By Isabella Cipirska
For 30 years a Brixton-based charity has been helping migrants from Latin America to settle into life in London, helping with language employment and welfare, and championing their rights.
From the noise coming from the classroom, you would never guess that many students have already worked a ten-hour day, or even longer. It’s 6.30 on a bitterly cold Tuesday evening and at the IRMO (Indoamerican Refugee and Migrant Organisation) building in Brixton’s Angell Town, the second English language class of term is already well under way.
Students in the elementary class are revising telling the time and dates, whilst the smaller intermediate group next door are practising introductions.
Segundo, from Ecuador, has just started the intermediate course, having completed the elementary course last year. “Before coming to IRMO I didn’t understand anything,” he says. “Now I understand better.”
English classes are just one of the many services offered by IRMO. It offers a range of welfare advice and employment support and campaigns for migrant rights.
For the mostly Latin American beneficiaries, English classes are crucial to overcoming the language barrier that is the biggest challenge in their day-to-day lives. Unlike many other courses, English classes at IRMO are free and flexible, so that they can be fitted around demanding work schedules.
“It’s very important for us,” Segundo stresses. “It’s very necessary.” He says the classes have helped him greatly in setting up a new life in England, giving him confidence in negotiating for work and accommodation. “I know new friends,” he says. “Now, it’s good.”

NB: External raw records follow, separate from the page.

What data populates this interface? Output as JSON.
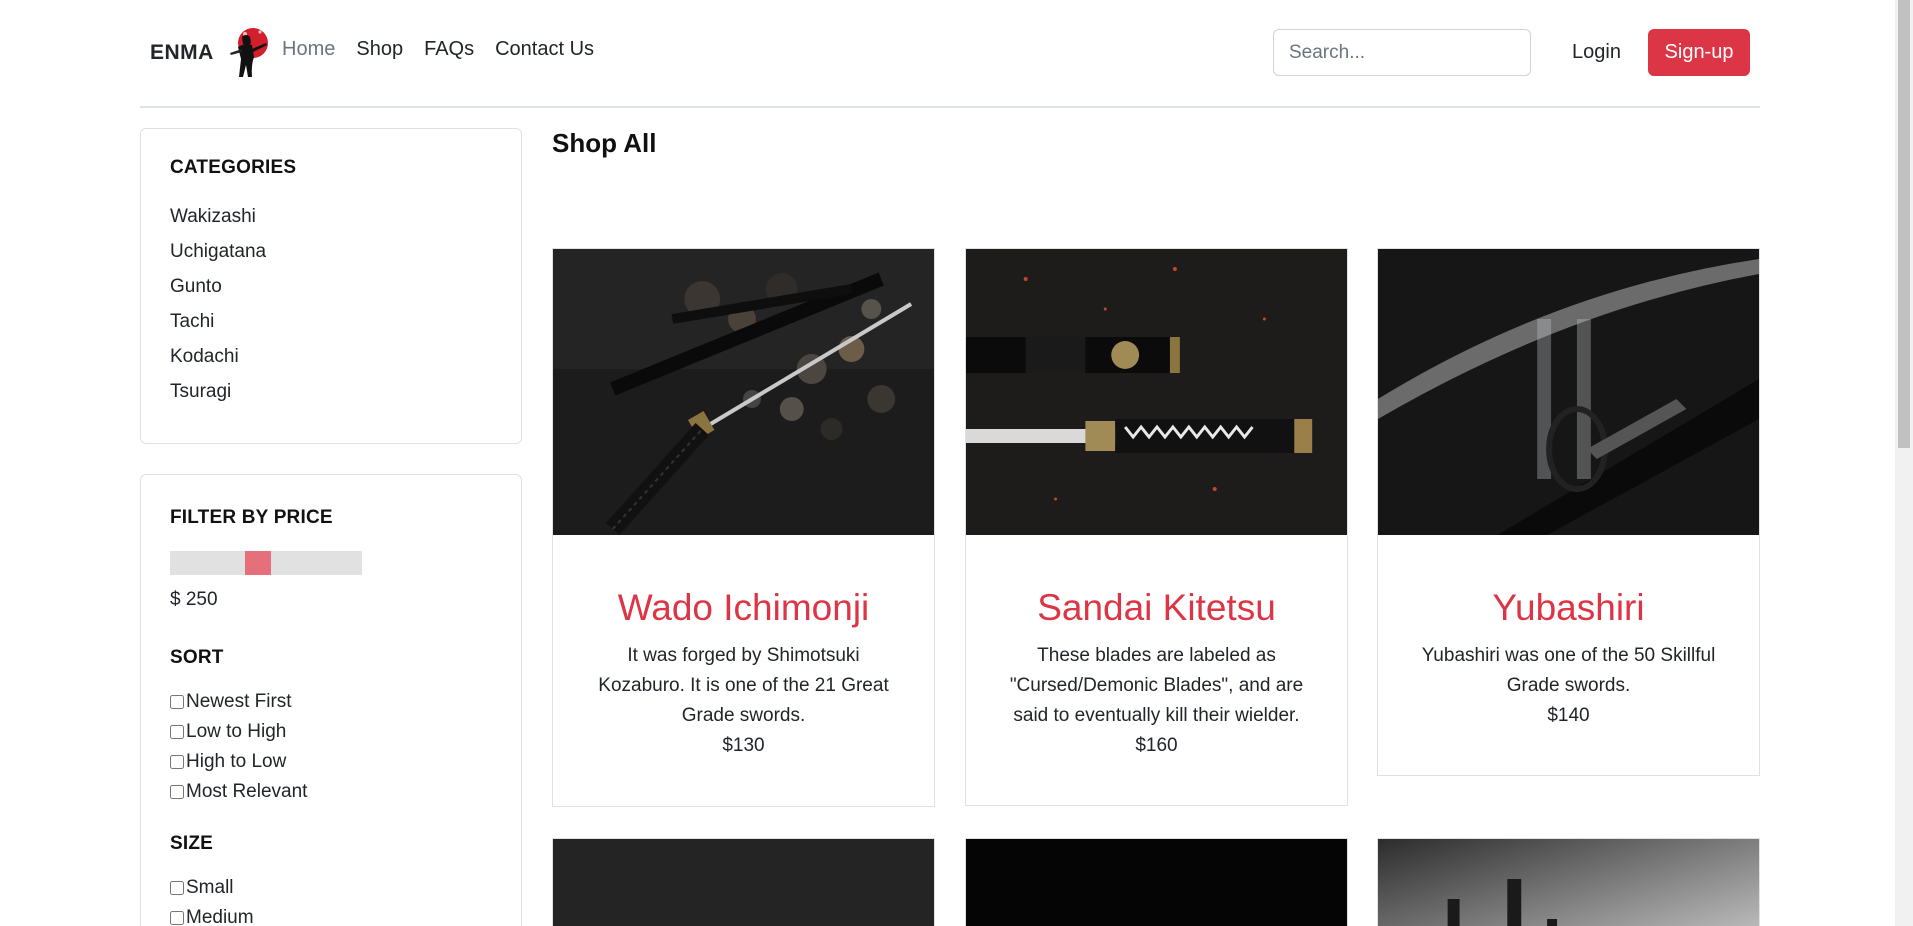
{
  "header": {
    "brand": "ENMA",
    "nav": [
      "Home",
      "Shop",
      "FAQs",
      "Contact Us"
    ],
    "search_placeholder": "Search...",
    "login_label": "Login",
    "signup_label": "Sign-up"
  },
  "sidebar": {
    "categories_title": "CATEGORIES",
    "categories": [
      "Wakizashi",
      "Uchigatana",
      "Gunto",
      "Tachi",
      "Kodachi",
      "Tsuragi"
    ],
    "filter_title": "FILTER BY PRICE",
    "price_value": "$ 250",
    "price_slider_fraction": 0.45,
    "sort_title": "SORT",
    "sort_options": [
      "Newest First",
      "Low to High",
      "High to Low",
      "Most Relevant"
    ],
    "size_title": "SIZE",
    "size_options": [
      "Small",
      "Medium"
    ]
  },
  "main": {
    "title": "Shop All",
    "products": [
      {
        "name": "Wado Ichimonji",
        "description": "It was forged by Shimotsuki Kozaburo. It is one of the 21 Great Grade swords.",
        "price": "$130"
      },
      {
        "name": "Sandai Kitetsu",
        "description": "These blades are labeled as \"Cursed/Demonic Blades\", and are said to eventually kill their wielder.",
        "price": "$160"
      },
      {
        "name": "Yubashiri",
        "description": "Yubashiri was one of the 50 Skillful Grade swords.",
        "price": "$140"
      }
    ]
  },
  "colors": {
    "accent": "#dc3545",
    "slider_thumb": "#e5707b",
    "border": "#dee2e6"
  }
}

Segundo moved to England two years ago with his daughter. He had lived in Spain for 14 years, working as an artist, but when the economic crisis hit he came to London to seek better opportunities. At weekends he sells paintings at markets. During the week he works as a cleaner to support his family.
Segundo’s story is typical of many of the students, says IRMO director Lucia Vinzon.

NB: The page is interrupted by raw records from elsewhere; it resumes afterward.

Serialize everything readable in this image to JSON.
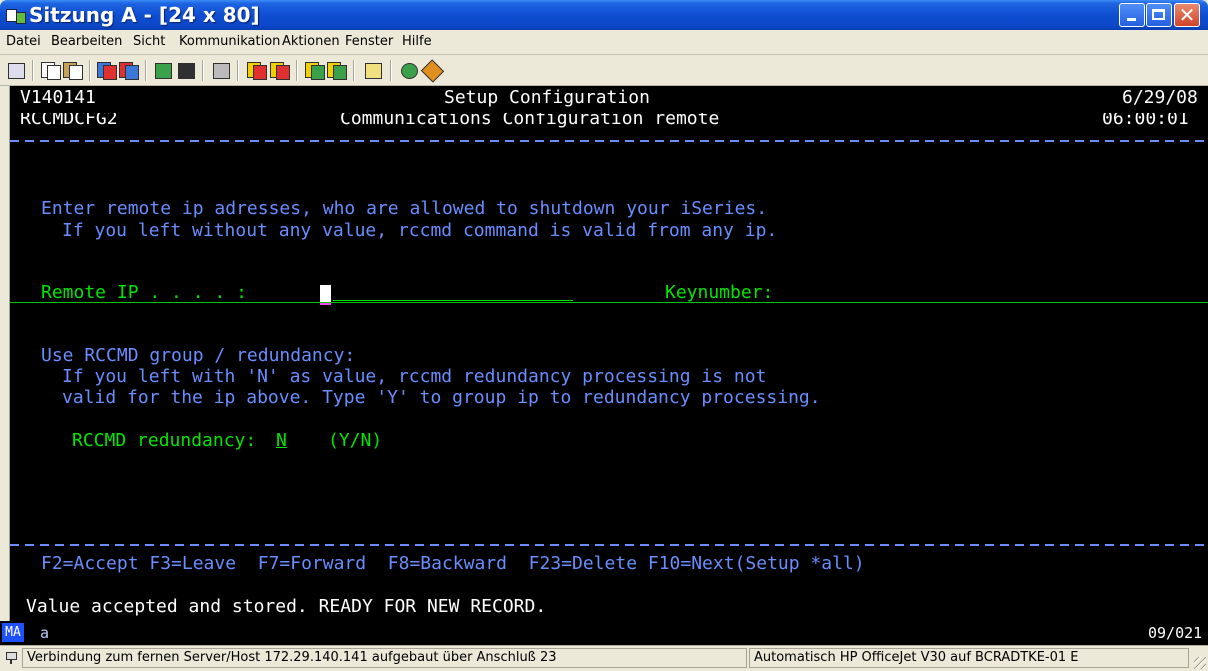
{
  "window": {
    "title": "Sitzung A - [24 x 80]"
  },
  "menu": {
    "items": [
      "Datei",
      "Bearbeiten",
      "Sicht",
      "Kommunikation",
      "Aktionen",
      "Fenster",
      "Hilfe"
    ]
  },
  "toolbar": {
    "icons": [
      "print-screen-icon",
      "copy-icon",
      "paste-icon",
      "send-file-icon",
      "receive-file-icon",
      "display-keypad-icon",
      "macro-icon",
      "record-macro-icon",
      "play-macro-icon",
      "stop-macro-icon",
      "customize-icon",
      "clipboard-icon",
      "globe-icon",
      "help-icon"
    ]
  },
  "terminal": {
    "program_id": "V140141",
    "screen_id": "RCCMDCFG2",
    "header_title": "Setup Configuration",
    "header_subtitle": "Communications Configuration remote",
    "date": "6/29/08",
    "time": "06:00:01",
    "instruction_line1": "Enter remote ip adresses, who are allowed to shutdown your iSeries.",
    "instruction_line2": "If you left without any value, rccmd command is valid from any ip.",
    "remote_ip_label": "Remote IP . . . . :",
    "remote_ip_value": "",
    "keynumber_label": "Keynumber:",
    "group_heading": "Use RCCMD group / redundancy:",
    "group_line1": "If you left with 'N' as value, rccmd redundancy processing is not",
    "group_line2": "valid for the ip above. Type 'Y' to group ip to redundancy processing.",
    "redundancy_label": "RCCMD redundancy:",
    "redundancy_value": "N",
    "redundancy_options": "(Y/N)",
    "function_keys": "F2=Accept F3=Leave  F7=Forward  F8=Backward  F23=Delete F10=Next(Setup *all)",
    "message": "Value accepted and stored. READY FOR NEW RECORD."
  },
  "oia": {
    "mode": "MA",
    "session": "a",
    "cursor_position": "09/021"
  },
  "statusbar": {
    "connection": "Verbindung zum fernen Server/Host 172.29.140.141 aufgebaut über Anschluß 23",
    "printer": "Automatisch HP OfficeJet V30 auf BCRADTKE-01 E"
  }
}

Vinzon, originally from Argentina, came to the UK via Spain and has been involved with IRMO since her first week in London.

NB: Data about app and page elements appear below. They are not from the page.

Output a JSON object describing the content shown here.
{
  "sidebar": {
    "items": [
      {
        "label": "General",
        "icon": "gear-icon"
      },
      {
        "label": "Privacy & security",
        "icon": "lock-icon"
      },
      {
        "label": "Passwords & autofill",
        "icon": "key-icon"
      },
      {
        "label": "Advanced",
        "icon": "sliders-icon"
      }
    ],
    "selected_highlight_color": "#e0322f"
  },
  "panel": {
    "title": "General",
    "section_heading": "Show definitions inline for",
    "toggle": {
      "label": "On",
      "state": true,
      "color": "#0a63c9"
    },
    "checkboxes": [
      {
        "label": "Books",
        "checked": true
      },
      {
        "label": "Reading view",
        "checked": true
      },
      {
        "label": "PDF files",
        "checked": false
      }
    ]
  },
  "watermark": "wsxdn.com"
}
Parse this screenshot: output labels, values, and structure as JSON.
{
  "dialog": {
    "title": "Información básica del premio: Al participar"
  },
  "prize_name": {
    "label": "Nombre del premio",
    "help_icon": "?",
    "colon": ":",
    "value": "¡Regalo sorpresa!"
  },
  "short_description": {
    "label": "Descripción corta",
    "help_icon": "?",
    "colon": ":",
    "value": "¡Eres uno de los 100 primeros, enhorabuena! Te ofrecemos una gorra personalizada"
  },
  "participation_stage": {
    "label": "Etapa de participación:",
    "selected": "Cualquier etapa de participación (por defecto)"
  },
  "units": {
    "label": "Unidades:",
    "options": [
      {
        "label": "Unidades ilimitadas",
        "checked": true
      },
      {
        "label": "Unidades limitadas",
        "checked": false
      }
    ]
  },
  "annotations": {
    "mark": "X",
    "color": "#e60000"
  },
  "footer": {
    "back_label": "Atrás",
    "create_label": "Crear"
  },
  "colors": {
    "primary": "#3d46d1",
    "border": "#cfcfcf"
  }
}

Like Segundo, the majority of IRMO’s beneficiaries work in the cleaning sector, despite the fact that over 70 per cent of them are educated beyond secondary level. Lack of English, experience or recognisable qualifications mean that many remain trapped in employment far below their abilities, which also leaves them with little time or funds to improve their situation.
IRMO helps by providing employment services and training as well as the English language classes. Last November saw the launch of Step Up, a project to enable people to attain work in their area of expertise, or in areas like construction or health.
For those who remain in cleaning, life can be tough. The sector is largely unregulated, with many workers employed on a casual or temporary basis having no entitlement to annual leave or sick pay. Exploitation is common, with 11 per cent being paid less than the minimum wage and many reporting discrimination.
Rafael, from Bolivia, was initially employed as a restaurant’s chef assistant. He cooked well and found the job easy, but due to his lack of English struggled when service was busy. He is now the kitchen cleaner and earns just £6.20 an hour. With a family to support, this means working long hours, up to 15 a day, so there is “no time for family, only my job. No time to study English.”
Despite the problems he faces, Rafael says being in London is worth it because of the opportunities that it will provide his daughter. He boasts, with barely containable pride, how after only two years, his five-year-old can speak, read and write in English, as well as do maths. “This country has good opportunities for people, for studying,” he says.
IRMO offers an advice service for those experiencing problems at work in partnership with Unite the Union. Last year, the charity helped to resolve over 150 specific cases, such as the non-payment of wages, and helped raise awareness of workplace rights.
Last year, IRMO celebrated its 30th anniversary after being founded in 1985 by Chilean refugees escaping a military coup.
The occasion was celebrated by a huge community fiesta in December. There was a lot to celebrate – in 2015, IRMO was awarded the Community Organisation of the Year Award at a ceremony with Jeremy Corbyn and Bianca Jagger.
During 2015, more than 4,400 people benefited from IRMO projects and services. With the Latin American community one of the fastest-growing in London, demand for IRMO’s services – including IT classes, a homework club, a family project, women’s project, and more – are likely to increase.
Last year, it worked with the Coalition of Latin American Organisations in the UK on a successful campaign to have Latin Americans recognised officially as an ethnic group in the boroughs of Lambeth, Southwark, Islington and Hackney. The group will now be included on monitoring forms, helping to ensure that the needs of the community become visible to policy-makers.
This year IRMO also aims to continue its voter registration campaign, helping people to understand the voting process and empower them to make their views heard.
Yet in our current political climate, with media rhetoric around migrants, it can be hard to feel empowered. Some media “describe migrants as animals … as not human,” Vinzon comments. “They say that they take advantage of the system.”
“It’s very hard to hear that,” she admits. “These are people we see here every day, people who are hardworking and contributing to society, that want to integrate.”
To find out more about IRMO here see its website: here.
If you would like to volunteer, send email.